Input records Block Start

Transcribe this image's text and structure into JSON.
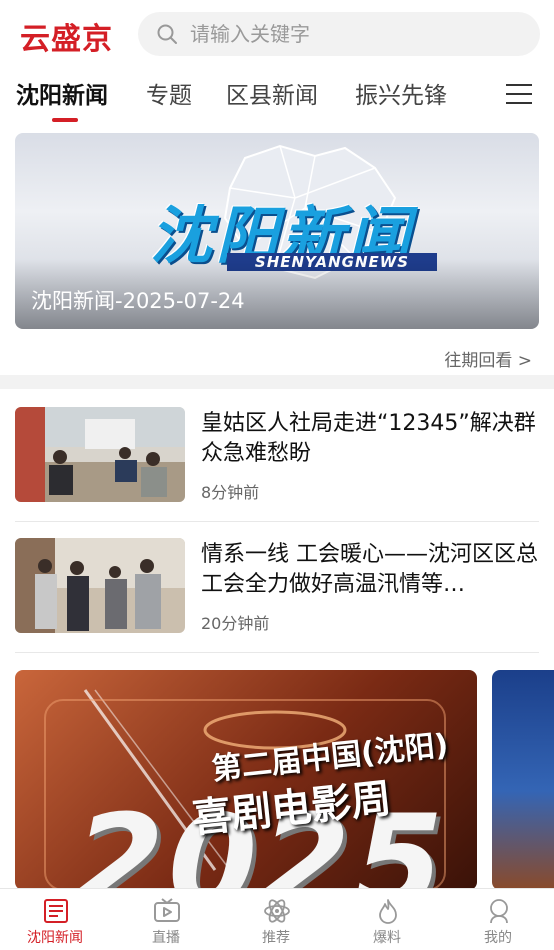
{
  "header": {
    "logo": "云盛京",
    "search_placeholder": "请输入关键字"
  },
  "tabs": [
    {
      "label": "沈阳新闻",
      "active": true
    },
    {
      "label": "专题",
      "active": false
    },
    {
      "label": "区县新闻",
      "active": false
    },
    {
      "label": "振兴先锋",
      "active": false
    }
  ],
  "banner": {
    "logo_text": "沈阳新闻",
    "logo_subtext": "SHENYANGNEWS",
    "caption": "沈阳新闻-2025-07-24"
  },
  "more_link": "往期回看 >",
  "news": [
    {
      "title": "皇姑区人社局走进“12345”解决群众急难愁盼",
      "time": "8分钟前"
    },
    {
      "title": "情系一线 工会暖心——沈河区区总工会全力做好高温汛情等…",
      "time": "20分钟前"
    }
  ],
  "carousel": {
    "card_title": "第二届中国(沈阳)",
    "card_subtitle": "喜剧电影周",
    "card_year": "2025"
  },
  "bottom_nav": [
    {
      "label": "沈阳新闻",
      "icon": "newspaper-icon",
      "active": true
    },
    {
      "label": "直播",
      "icon": "tv-play-icon",
      "active": false
    },
    {
      "label": "推荐",
      "icon": "atom-icon",
      "active": false
    },
    {
      "label": "爆料",
      "icon": "flame-icon",
      "active": false
    },
    {
      "label": "我的",
      "icon": "user-icon",
      "active": false
    }
  ],
  "colors": {
    "brand": "#d41f26",
    "text": "#222222",
    "muted": "#888888"
  }
}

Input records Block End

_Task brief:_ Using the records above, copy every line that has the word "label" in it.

_Answer area:_
      "label": "沈阳新闻",
      "label": "专题",
      "label": "区县新闻",
      "label": "振兴先锋",
      "label": "沈阳新闻",
      "label": "直播",
      "label": "推荐",
      "label": "爆料",
      "label": "我的",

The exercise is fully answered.